IT Spending

This is a great article published recently by columnist Christopher Mims in the Wall Street Journal.  Mims explains that recent research shows that the reasons why some companies make it while others don’t have to do with how much money companies spend on proprietary information technology systems and processes.  The reason the FAANG stocks have become such a disproportionate percentage of the market cap of the stock market is that the FAANG stocks account for a disproportionate amount of the proprietary IT spending.  Moreover, the gulf between these huge FAANG companies and smaller competitors will likely grow, not shrink.

Key Quote

Here is the key quote from Mims’ article, in my opinion:  “IT spending that goes into hiring developers and creating software owned and used exclusively by a firm is the key competitive advantage. It’s different from our standard understanding of R&D in that this software is used solely by the company, and isn’t part of products developed for its customers.”

Right Way/Wrong Way

Mims goes on to show that there is a right way and a wrong way for companies to spend on IT.  He uses the example of Wal-Mart and Sears, back a few decades ago.  Sears spent heavily on IT at the time but it spent it on outside consultants.  Wal-Mart built their own systems internally and developed their own proprietary scanning and inventory system.  Guess who won?  It appears that companies that develop their own software and systems and keep them for their own uses are the companies that win.

How to Tell

It is difficult to look at a company’s financial statement and tell how much they are spending on proprietary IT systems and how they are spending that money.  There may be narrative in the Annual Report or in press releases about IT spending and how it is being spent, which is helpful.  However, figuring out IT spending is more a qualitative rather than a quantitative skill.  I believe you have to read, ask, and read between the lines to figure out if a company knows what it is doing when it outlays money for IT.  It is helpful if you understand IT and have a working knowledge of what works and what doesn’t work.

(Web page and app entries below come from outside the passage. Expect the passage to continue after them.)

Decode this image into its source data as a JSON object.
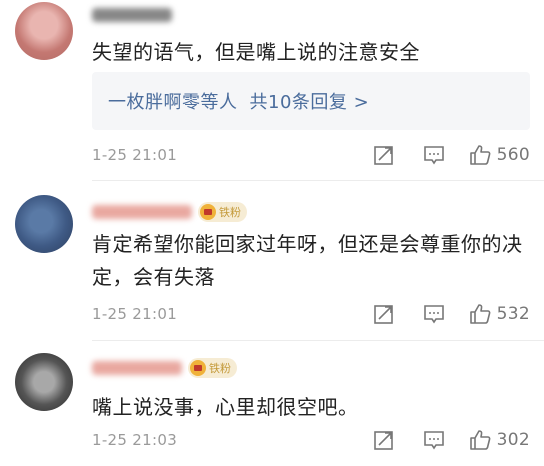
{
  "comments": [
    {
      "text": "失望的语气，但是嘴上说的注意安全",
      "replies_prefix": "一枚胖啊零等人",
      "replies_link": "共10条回复 >",
      "time": "1-25 21:01",
      "likes": "560"
    },
    {
      "badge": "铁粉",
      "text": "肯定希望你能回家过年呀，但还是会尊重你的决定，会有失落",
      "time": "1-25 21:01",
      "likes": "532"
    },
    {
      "badge": "铁粉",
      "text": "嘴上说没事，心里却很空吧。",
      "time": "1-25 21:03",
      "likes": "302"
    }
  ],
  "icons": {
    "share": "share-icon",
    "comment": "comment-icon",
    "like": "thumbs-up-icon"
  },
  "colors": {
    "link": "#4a6c9c",
    "meta": "#9a9a9a",
    "badge_bg": "#f6ecd4",
    "badge_text": "#c49a3a"
  }
}
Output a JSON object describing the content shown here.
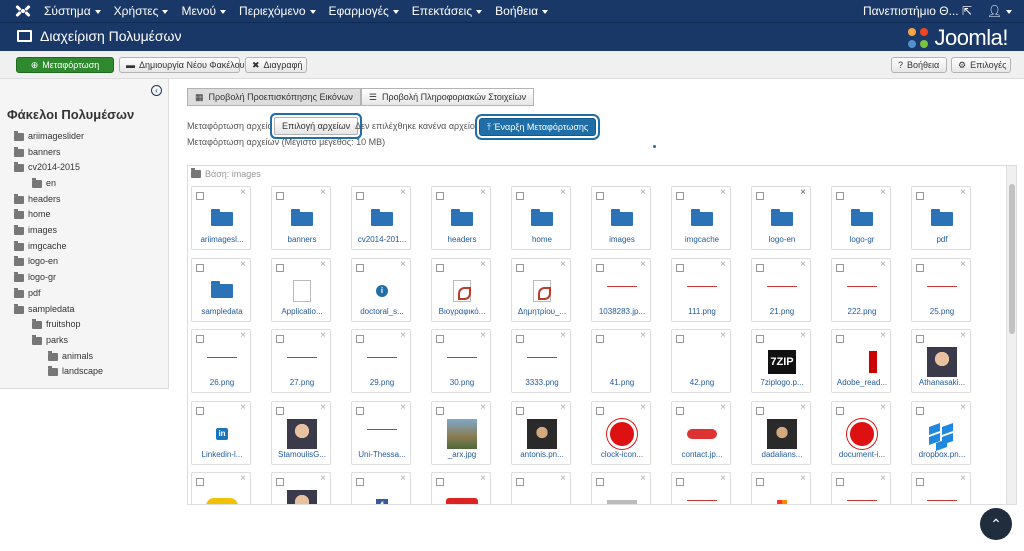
{
  "navbar": {
    "menu": [
      "Σύστημα",
      "Χρήστες",
      "Μενού",
      "Περιεχόμενο",
      "Εφαρμογές",
      "Επεκτάσεις",
      "Βοήθεια"
    ],
    "site_name": "Πανεπιστήμιο Θ...",
    "user_icon": "user-icon"
  },
  "header": {
    "title": "Διαχείριση Πολυμέσων",
    "logo_text": "Joomla!"
  },
  "toolbar": {
    "upload": "Μεταφόρτωση",
    "new_folder": "Δημιουργία Νέου Φακέλου",
    "delete": "Διαγραφή",
    "help": "Βοήθεια",
    "options": "Επιλογές"
  },
  "sidebar": {
    "title": "Φάκελοι Πολυμέσων",
    "folders": [
      {
        "label": "ariimageslider",
        "depth": 0
      },
      {
        "label": "banners",
        "depth": 0
      },
      {
        "label": "cv2014-2015",
        "depth": 0
      },
      {
        "label": "en",
        "depth": 1
      },
      {
        "label": "headers",
        "depth": 0
      },
      {
        "label": "home",
        "depth": 0
      },
      {
        "label": "images",
        "depth": 0
      },
      {
        "label": "imgcache",
        "depth": 0
      },
      {
        "label": "logo-en",
        "depth": 0
      },
      {
        "label": "logo-gr",
        "depth": 0
      },
      {
        "label": "pdf",
        "depth": 0
      },
      {
        "label": "sampledata",
        "depth": 0
      },
      {
        "label": "fruitshop",
        "depth": 1
      },
      {
        "label": "parks",
        "depth": 1
      },
      {
        "label": "animals",
        "depth": 2
      },
      {
        "label": "landscape",
        "depth": 2
      }
    ]
  },
  "main": {
    "tab_thumbs": "Προβολή Προεπισκόπησης Εικόνων",
    "tab_details": "Προβολή Πληροφοριακών Στοιχείων",
    "upload_label": "Μεταφόρτωση αρχείου",
    "choose_files": "Επιλογή αρχείων",
    "no_file": "Δεν επιλέχθηκε κανένα αρχείο.",
    "start_upload": "Έναρξη Μεταφόρτωσης",
    "max_size": "Μεταφόρτωση αρχείων (Μέγιστο μέγεθος: 10 MB)",
    "base_path": "Βάση: images"
  },
  "files": [
    {
      "label": "ariimagesl...",
      "kind": "folder"
    },
    {
      "label": "banners",
      "kind": "folder"
    },
    {
      "label": "cv2014-201...",
      "kind": "folder"
    },
    {
      "label": "headers",
      "kind": "folder"
    },
    {
      "label": "home",
      "kind": "folder"
    },
    {
      "label": "images",
      "kind": "folder"
    },
    {
      "label": "imgcache",
      "kind": "folder"
    },
    {
      "label": "logo-en",
      "kind": "folder"
    },
    {
      "label": "logo-gr",
      "kind": "folder"
    },
    {
      "label": "pdf",
      "kind": "folder"
    },
    {
      "label": "sampledata",
      "kind": "folder"
    },
    {
      "label": "Applicatio...",
      "kind": "doc"
    },
    {
      "label": "doctoral_s...",
      "kind": "info"
    },
    {
      "label": "Βιογραφικό...",
      "kind": "pdf"
    },
    {
      "label": "Δημητρίου_...",
      "kind": "pdf"
    },
    {
      "label": "1038283.jp...",
      "kind": "logo"
    },
    {
      "label": "111.png",
      "kind": "logo"
    },
    {
      "label": "21.png",
      "kind": "logo"
    },
    {
      "label": "222.png",
      "kind": "logo"
    },
    {
      "label": "25.png",
      "kind": "logo"
    },
    {
      "label": "26.png",
      "kind": "logo"
    },
    {
      "label": "27.png",
      "kind": "logo"
    },
    {
      "label": "29.png",
      "kind": "logo"
    },
    {
      "label": "30.png",
      "kind": "logo"
    },
    {
      "label": "3333.png",
      "kind": "logo"
    },
    {
      "label": "41.png",
      "kind": "blank"
    },
    {
      "label": "42.png",
      "kind": "blank"
    },
    {
      "label": "7ziplogo.p...",
      "kind": "zip"
    },
    {
      "label": "Adobe_read...",
      "kind": "adobe"
    },
    {
      "label": "Athanasaki...",
      "kind": "face"
    },
    {
      "label": "Linkedin-l...",
      "kind": "linkedin"
    },
    {
      "label": "StamoulisG...",
      "kind": "face"
    },
    {
      "label": "Uni-Thessa...",
      "kind": "logo"
    },
    {
      "label": "_arx.jpg",
      "kind": "land"
    },
    {
      "label": "antonis.pn...",
      "kind": "dark"
    },
    {
      "label": "clock-icon...",
      "kind": "circle"
    },
    {
      "label": "contact.jp...",
      "kind": "contact"
    },
    {
      "label": "dadalians...",
      "kind": "dark"
    },
    {
      "label": "document-i...",
      "kind": "circle"
    },
    {
      "label": "dropbox.pn...",
      "kind": "dropbox"
    },
    {
      "label": "",
      "kind": "yellow"
    },
    {
      "label": "",
      "kind": "face"
    },
    {
      "label": "",
      "kind": "fb"
    },
    {
      "label": "",
      "kind": "mail"
    },
    {
      "label": "",
      "kind": "firefox"
    },
    {
      "label": "",
      "kind": "graybar"
    },
    {
      "label": "",
      "kind": "logo"
    },
    {
      "label": "",
      "kind": "multi"
    },
    {
      "label": "",
      "kind": "logo"
    },
    {
      "label": "",
      "kind": "logo"
    }
  ],
  "colors": {
    "navbar": "#1a3867",
    "upload_button": "#2f8a2f",
    "accent": "#1f6ea8"
  }
}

This Mims article made me alter my opinion about why established companies grow bigger and why it is difficult for smaller companies to grow.  Although I still believe that regulatory hurdles are one issue why it is difficult for smaller companies to grow, I now understand that the scale and amount of money it takes to establish and maintain proprietary systems and processes means it is difficult for smaller companies to allocate sufficient resources in that direction.  Only the largest, most well-capitalized companies have enough money to pay for the brainpower they need to develop systems that set those companies apart.  Small and mid-cap companies face an uphill battle in order to compete with larger competitors who have a head start and more resources to spend on their own proprietary systems.